Air pollution, especially particulate matter (PM10 and PM2.5), significantly increases mortality, and has adverse effects on respiratory, cardiovascular, reproductive and child health. Currently, more than 400,000 deaths each year are attributed to air pollution in the EU. In the 2005 global update of the Air Quality Guidelines, the World Health Organization (WHO) set a guideline for fine particulate matter (PM2.5) in air of 10 μg/m3 as an annual average. More than 80% of the urban population in the WHO European Region (including the European Union, EU) still lives in cities with levels of PM exceeding these WHO Air Quality Guidelines. Pollution from PM creates a substantial burden of disease, reducing life expectancy by almost 9 months on average in Europe (REVIHAAP, WHO 2013). Reduction of air pollution levels has been shown to increase life expectancy in North America, where
levels are generally much lower than in the EU (Pope et al. NEJM 2009).
Harmful air pollutants are not only caused by direct emissions, but also by emissions of gaseous precursors that will then react with each other and form secondary particles and ozone.

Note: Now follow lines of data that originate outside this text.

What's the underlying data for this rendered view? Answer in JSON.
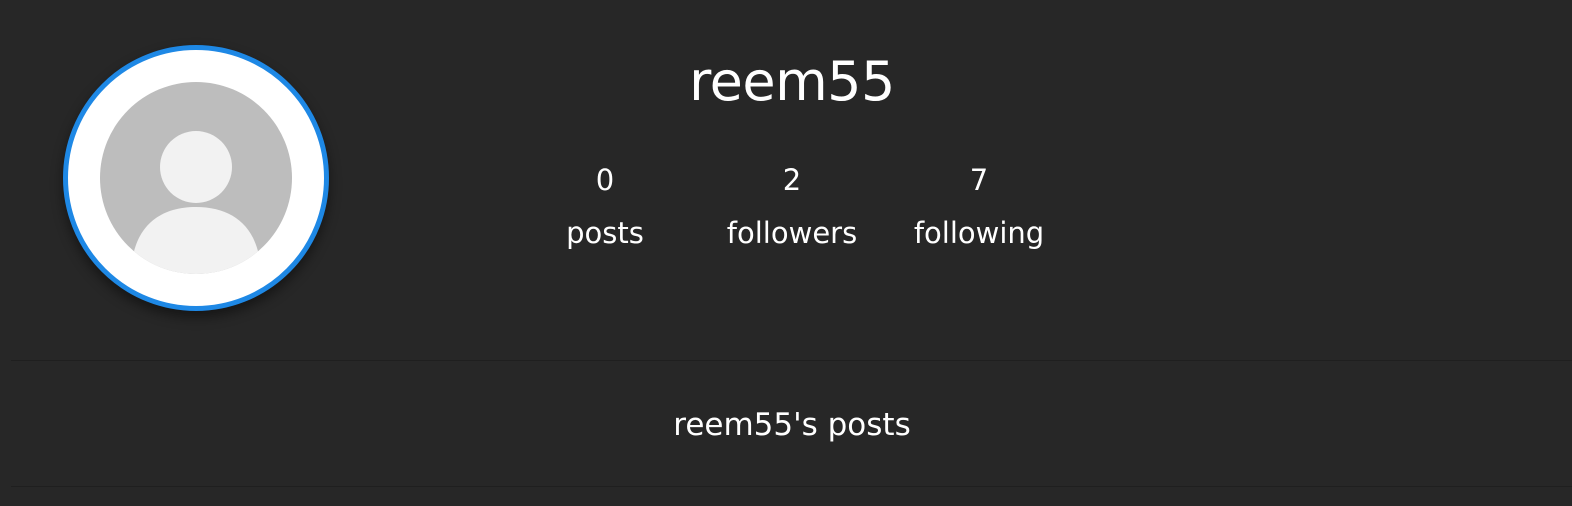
{
  "profile": {
    "username": "reem55",
    "avatar_icon": "default-user-icon",
    "accent_color": "#1e88e5",
    "stats": [
      {
        "value": "0",
        "label": "posts"
      },
      {
        "value": "2",
        "label": "followers"
      },
      {
        "value": "7",
        "label": "following"
      }
    ]
  },
  "posts_section": {
    "heading": "reem55's posts"
  }
}
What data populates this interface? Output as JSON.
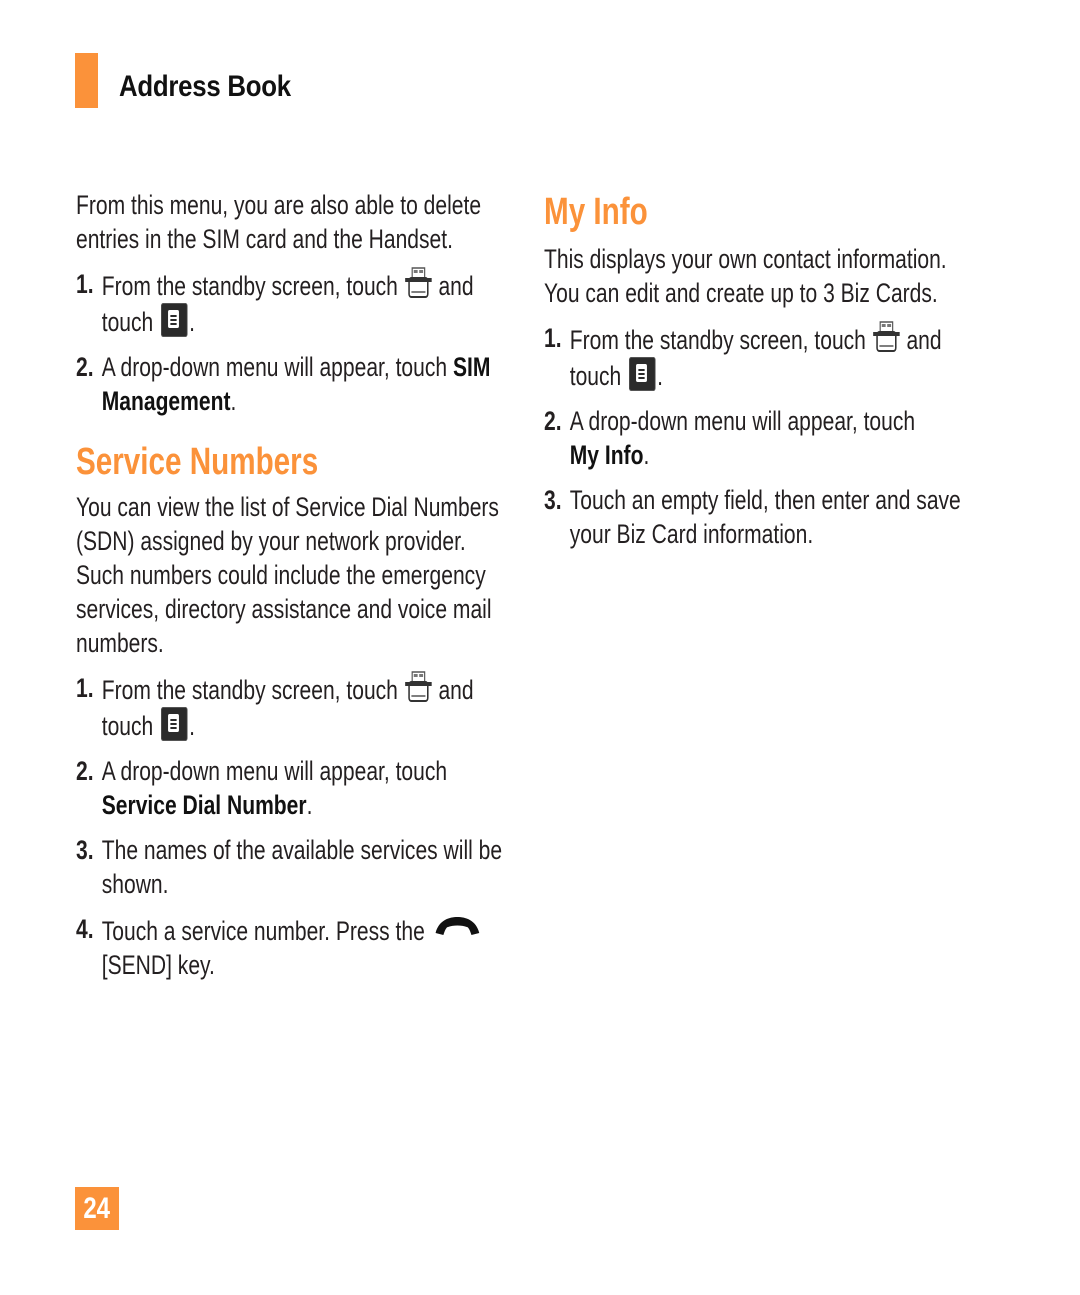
{
  "header": {
    "section_title": "Address Book",
    "accent_color": "#fb923a"
  },
  "intro": {
    "text": "From this menu, you are also able to delete entries in the SIM card and the Handset.",
    "steps": [
      {
        "num": "1.",
        "pre": "From the standby screen, touch",
        "icon1": "address-book-icon",
        "mid": "and",
        "touch": "touch",
        "icon2": "menu-icon",
        "post": "."
      },
      {
        "num": "2.",
        "pre": "A drop-down menu will appear, touch",
        "bold": "SIM Management",
        "post": "."
      }
    ]
  },
  "service_numbers": {
    "heading": "Service Numbers",
    "text": "You can view the list of Service Dial Numbers (SDN) assigned by your network provider. Such numbers could include the emergency services, directory assistance and voice mail numbers.",
    "steps": [
      {
        "num": "1.",
        "pre": "From the standby screen, touch",
        "icon1": "address-book-icon",
        "mid": "and",
        "touch": "touch",
        "icon2": "menu-icon",
        "post": "."
      },
      {
        "num": "2.",
        "pre": "A drop-down menu will appear, touch",
        "bold": "Service Dial Number",
        "post": "."
      },
      {
        "num": "3.",
        "text": "The names of the available services will be shown."
      },
      {
        "num": "4.",
        "pre": "Touch a service number. Press the",
        "icon": "send-phone-icon",
        "post": "[SEND] key."
      }
    ]
  },
  "my_info": {
    "heading": "My Info",
    "text": "This displays your own contact information. You can edit and create up to 3 Biz Cards.",
    "steps": [
      {
        "num": "1.",
        "pre": "From the standby screen, touch",
        "icon1": "address-book-icon",
        "mid": "and",
        "touch": "touch",
        "icon2": "menu-icon",
        "post": "."
      },
      {
        "num": "2.",
        "pre": "A drop-down menu will appear, touch",
        "bold": "My Info",
        "post": "."
      },
      {
        "num": "3.",
        "text": "Touch an empty field, then enter and save your Biz Card information."
      }
    ]
  },
  "footer": {
    "page_number": "24"
  }
}
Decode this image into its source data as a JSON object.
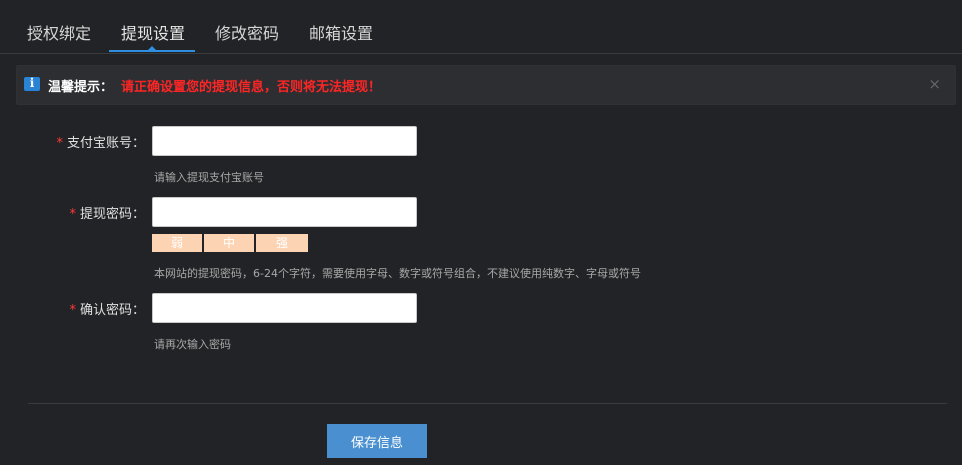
{
  "tabs": [
    {
      "label": "授权绑定"
    },
    {
      "label": "提现设置"
    },
    {
      "label": "修改密码"
    },
    {
      "label": "邮箱设置"
    }
  ],
  "alert": {
    "title": "温馨提示：",
    "message": "请正确设置您的提现信息，否则将无法提现！",
    "close": "×"
  },
  "form": {
    "required_mark": "*",
    "alipay": {
      "label": "支付宝账号：",
      "value": "",
      "hint": "请输入提现支付宝账号"
    },
    "withdraw_password": {
      "label": "提现密码：",
      "value": "",
      "strength": [
        "弱",
        "中",
        "强"
      ],
      "hint": "本网站的提现密码，6-24个字符，需要使用字母、数字或符号组合，不建议使用纯数字、字母或符号"
    },
    "confirm_password": {
      "label": "确认密码：",
      "value": "",
      "hint": "请再次输入密码"
    }
  },
  "actions": {
    "save_label": "保存信息"
  },
  "colors": {
    "accent": "#2f8ee0",
    "alert_text": "#ff2525",
    "required": "#ff3a3a",
    "button": "#4a90d0",
    "strength_bg": "#fcd4b4"
  }
}
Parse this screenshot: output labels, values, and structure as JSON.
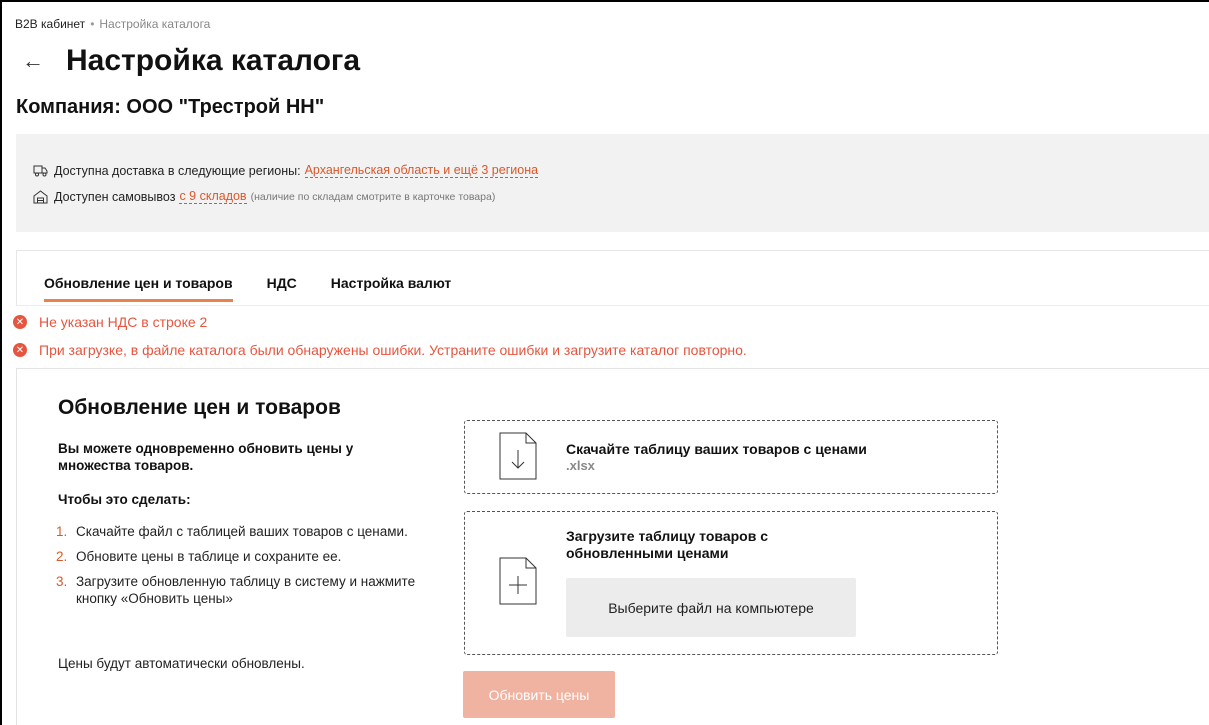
{
  "breadcrumb": {
    "root": "B2B кабинет",
    "separator": "•",
    "current": "Настройка каталога"
  },
  "header": {
    "back_icon": "arrow-left-icon",
    "title": "Настройка каталога"
  },
  "company": {
    "label": "Компания: ООО \"Трестрой НН\""
  },
  "info": {
    "delivery_text": "Доступна доставка в следующие регионы:",
    "delivery_link": "Архангельская область и ещё 3 региона",
    "pickup_text": "Доступен самовывоз",
    "pickup_link": "с 9 складов",
    "pickup_note": "(наличие по складам смотрите в карточке товара)"
  },
  "tabs": [
    {
      "label": "Обновление цен и товаров",
      "active": true
    },
    {
      "label": "НДС",
      "active": false
    },
    {
      "label": "Настройка валют",
      "active": false
    }
  ],
  "errors": [
    "Не указан НДС в строке 2",
    "При загрузке, в файле каталога были обнаружены ошибки. Устраните ошибки и загрузите каталог повторно."
  ],
  "section": {
    "title": "Обновление цен и товаров",
    "lead": "Вы можете одновременно обновить цены у множества товаров.",
    "howto": "Чтобы это сделать:",
    "steps": [
      {
        "num": "1.",
        "text": "Скачайте файл с таблицей ваших товаров с ценами."
      },
      {
        "num": "2.",
        "text": "Обновите цены в таблице и сохраните ее."
      },
      {
        "num": "3.",
        "text": "Загрузите обновленную таблицу в систему и нажмите кнопку «Обновить цены»"
      }
    ],
    "footer": "Цены будут автоматически обновлены."
  },
  "download": {
    "title": "Скачайте таблицу ваших товаров с ценами",
    "ext": ".xlsx"
  },
  "upload": {
    "title": "Загрузите таблицу товаров с обновленными ценами",
    "button": "Выберите файл на компьютере"
  },
  "update_button": "Обновить цены",
  "colors": {
    "accent": "#d9582b",
    "error": "#e6553f",
    "tab_underline": "#e8834d",
    "disabled_button": "#f0b3a1"
  }
}
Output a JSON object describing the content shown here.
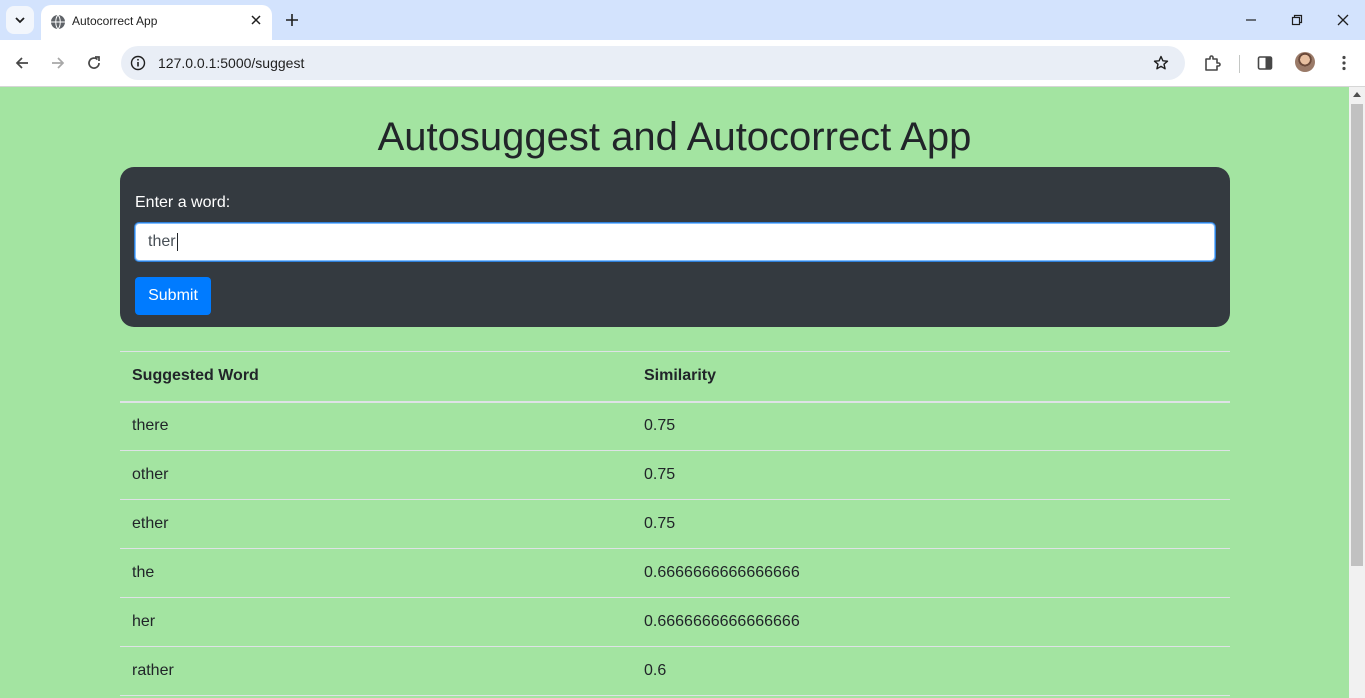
{
  "browser": {
    "tab_title": "Autocorrect App",
    "url": "127.0.0.1:5000/suggest"
  },
  "page": {
    "title": "Autosuggest and Autocorrect App",
    "background_color": "#a3e4a1",
    "form": {
      "label": "Enter a word:",
      "input_value": "ther",
      "submit_label": "Submit"
    },
    "table": {
      "headers": [
        "Suggested Word",
        "Similarity"
      ],
      "rows": [
        {
          "word": "there",
          "similarity": "0.75"
        },
        {
          "word": "other",
          "similarity": "0.75"
        },
        {
          "word": "ether",
          "similarity": "0.75"
        },
        {
          "word": "the",
          "similarity": "0.6666666666666666"
        },
        {
          "word": "her",
          "similarity": "0.6666666666666666"
        },
        {
          "word": "rather",
          "similarity": "0.6"
        }
      ]
    }
  },
  "icons": {
    "tab_search": "chevron-down-icon",
    "favicon": "globe-icon",
    "tab_close": "close-icon",
    "new_tab": "plus-icon",
    "back": "back-arrow-icon",
    "forward": "forward-arrow-icon",
    "reload": "reload-icon",
    "site_info": "info-icon",
    "bookmark": "star-icon",
    "extensions": "puzzle-icon",
    "side_panel": "side-panel-icon",
    "menu": "kebab-menu-icon"
  }
}
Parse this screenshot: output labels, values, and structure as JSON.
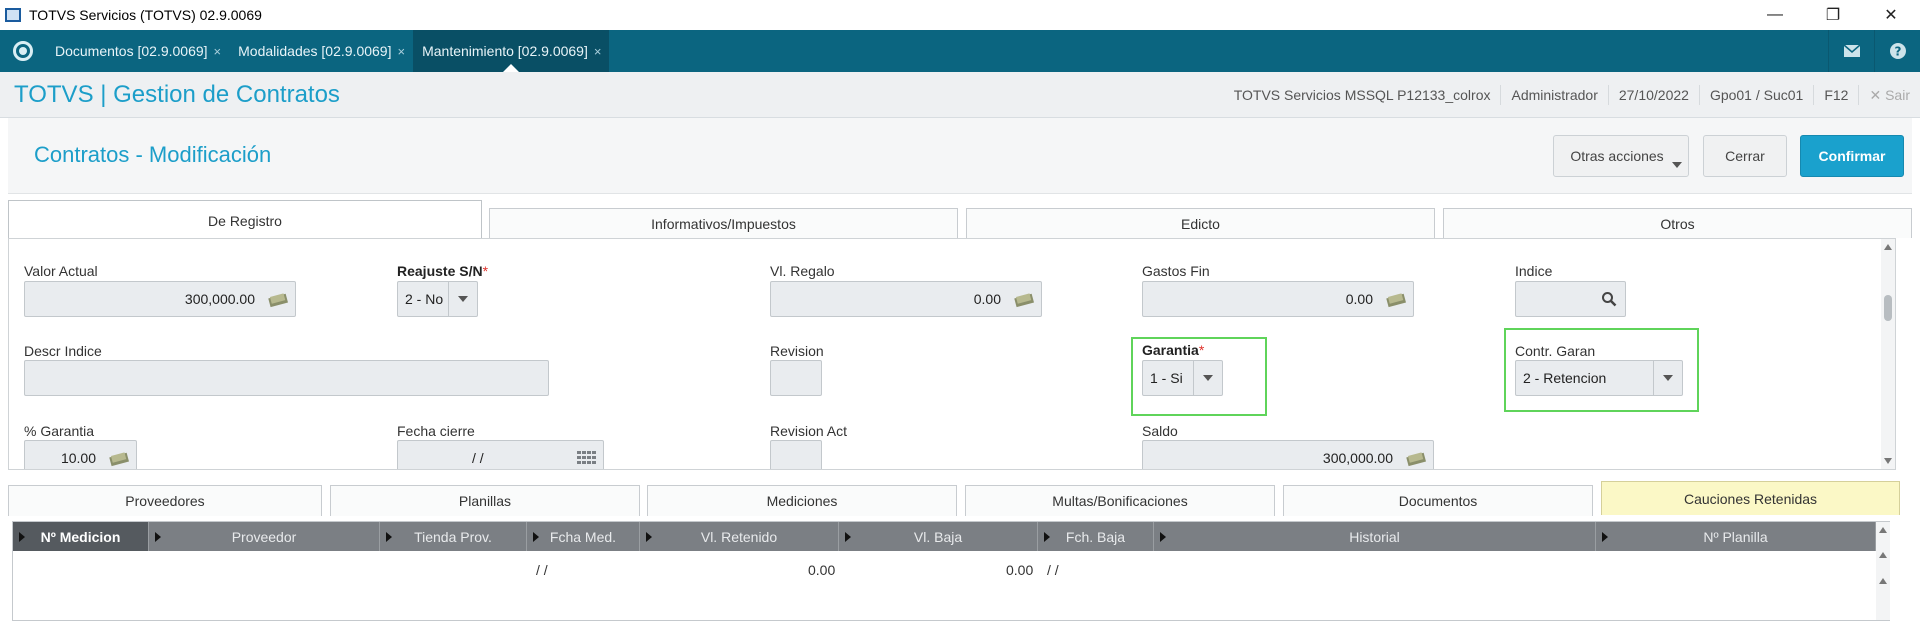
{
  "window": {
    "title": "TOTVS Servicios (TOTVS) 02.9.0069",
    "controls": [
      "—",
      "❐",
      "✕"
    ]
  },
  "tabs": [
    {
      "label": "Documentos [02.9.0069]",
      "close": "×"
    },
    {
      "label": "Modalidades [02.9.0069]",
      "close": "×"
    },
    {
      "label": "Mantenimiento [02.9.0069]",
      "close": "×"
    }
  ],
  "header": {
    "app_title": "TOTVS | Gestion de Contratos",
    "environment": "TOTVS Servicios MSSQL P12133_colrox",
    "user": "Administrador",
    "date": "27/10/2022",
    "branch": "Gpo01 / Suc01",
    "help_key": "F12",
    "exit_label": "✕  Sair"
  },
  "page": {
    "title": "Contratos - Modificación",
    "other_actions_label": "Otras acciones",
    "close_label": "Cerrar",
    "confirm_label": "Confirmar"
  },
  "form_tabs": [
    "De Registro",
    "Informativos/Impuestos",
    "Edicto",
    "Otros"
  ],
  "fields": {
    "valor_actual": {
      "label": "Valor Actual",
      "value": "300,000.00"
    },
    "reajuste": {
      "label": "Reajuste S/N",
      "value": "2 - No"
    },
    "vl_regalo": {
      "label": "Vl. Regalo",
      "value": "0.00"
    },
    "gastos_fin": {
      "label": "Gastos Fin",
      "value": "0.00"
    },
    "indice": {
      "label": "Indice",
      "value": ""
    },
    "descr_indice": {
      "label": "Descr Indice",
      "value": ""
    },
    "revision": {
      "label": "Revision",
      "value": ""
    },
    "garantia": {
      "label": "Garantia",
      "value": "1 - Si"
    },
    "contr_garan": {
      "label": "Contr. Garan",
      "value": "2 - Retencion"
    },
    "pct_garantia": {
      "label": "% Garantia",
      "value": "10.00"
    },
    "fecha_cierre": {
      "label": "Fecha cierre",
      "value": "/  /"
    },
    "revision_act": {
      "label": "Revision Act",
      "value": ""
    },
    "saldo": {
      "label": "Saldo",
      "value": "300,000.00"
    }
  },
  "bottom_tabs": [
    "Proveedores",
    "Planillas",
    "Mediciones",
    "Multas/Bonificaciones",
    "Documentos",
    "Cauciones Retenidas"
  ],
  "grid": {
    "columns": [
      "Nº Medicion",
      "Proveedor",
      "Tienda Prov.",
      "Fcha Med.",
      "Vl. Retenido",
      "Vl. Baja",
      "Fch. Baja",
      "Historial",
      "Nº Planilla"
    ],
    "rows": [
      {
        "fcha_med": "/  /",
        "vl_retenido": "0.00",
        "vl_baja": "0.00",
        "fch_baja": "/  /"
      }
    ]
  },
  "colors": {
    "tabbar": "#0b6580",
    "accent": "#1c9ec9",
    "confirm": "#1aa1cd",
    "highlight": "#5fd45a",
    "active_bottom_tab": "#fbf8c6"
  }
}
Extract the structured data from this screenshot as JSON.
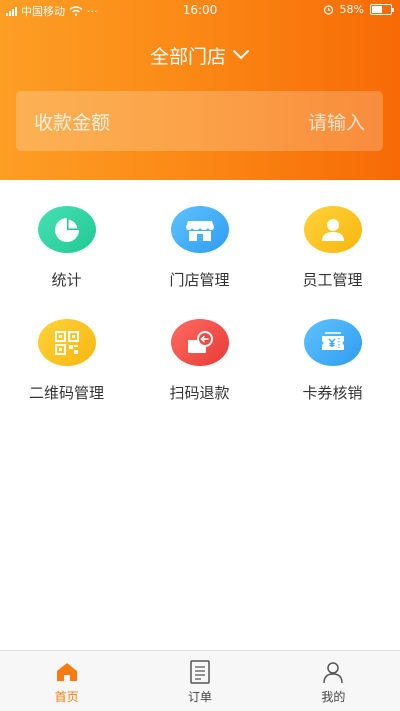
{
  "status_bar": {
    "carrier": "中国移动",
    "more": "···",
    "time": "16:00",
    "battery": "58%",
    "battery_level": 0.58
  },
  "header": {
    "store_selector": "全部门店",
    "amount_label": "收款金额",
    "amount_placeholder": "请输入"
  },
  "menu": [
    {
      "label": "统计",
      "icon": "pie-chart-icon",
      "color": "#2ed4a2"
    },
    {
      "label": "门店管理",
      "icon": "storefront-icon",
      "color": "#3aaaf5"
    },
    {
      "label": "员工管理",
      "icon": "user-icon",
      "color": "#fbc21d"
    },
    {
      "label": "二维码管理",
      "icon": "qr-code-icon",
      "color": "#fbc21d"
    },
    {
      "label": "扫码退款",
      "icon": "refund-icon",
      "color": "#f24a45"
    },
    {
      "label": "卡券核销",
      "icon": "coupon-icon",
      "color": "#3aaaf5"
    }
  ],
  "tabbar": {
    "tabs": [
      {
        "label": "首页",
        "icon": "home-icon",
        "active": true
      },
      {
        "label": "订单",
        "icon": "order-icon",
        "active": false
      },
      {
        "label": "我的",
        "icon": "profile-icon",
        "active": false
      }
    ],
    "active_color": "#f47c10"
  }
}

The EU Directive of 2008 on ambient air quality and cleaner air for Europe explicitly states that the “emissions of harmful air pollutants should be avoided, prevented or reduced and appropriate objectives set for ambient air quality taking into account relevant World Health Organization standards, guidelines and programmes”. To effectively reduce harmful air pollutants, all sources of emissions have to be taken into account, including those that produce precursors of particles, such as ammonia, or that increase ground-level ozone such as methane.
In the light of the upcoming legislation on National Emission Ceilings for the European Union, ISEE and the ISEE Europe Chapter, the scientific organization of environmental epidemiologists, urges the European Parliament and the European Commission and Council of Ministers to adopt strict regulations for a reduction of National Emission Ceilings including all sources of primary and secondary particles and ozone, and for a tighter control of air pollution concentrations with the goal to achieve better air quality and improved health across Europe, taking into account WHO recommendations.
Prof. Dr. Manolis Kogevinas
President of ISEE
Professor and co-Director
Centre for Research in Environmental Epidemiology (CREAL)
IMIM (Hospital del Mar Research Institute)
Prof. Dr. Barbara Hoffmann
Chair of ISEE Europe
Professor of Environmental Epidemiology
University of Düsseldorf, Germany
Dr. Mireille Toledano
Vice-Chair of ISEE Europe
Senior Lecturer in Epidemiology
School of Public Health
Imperial College London, UK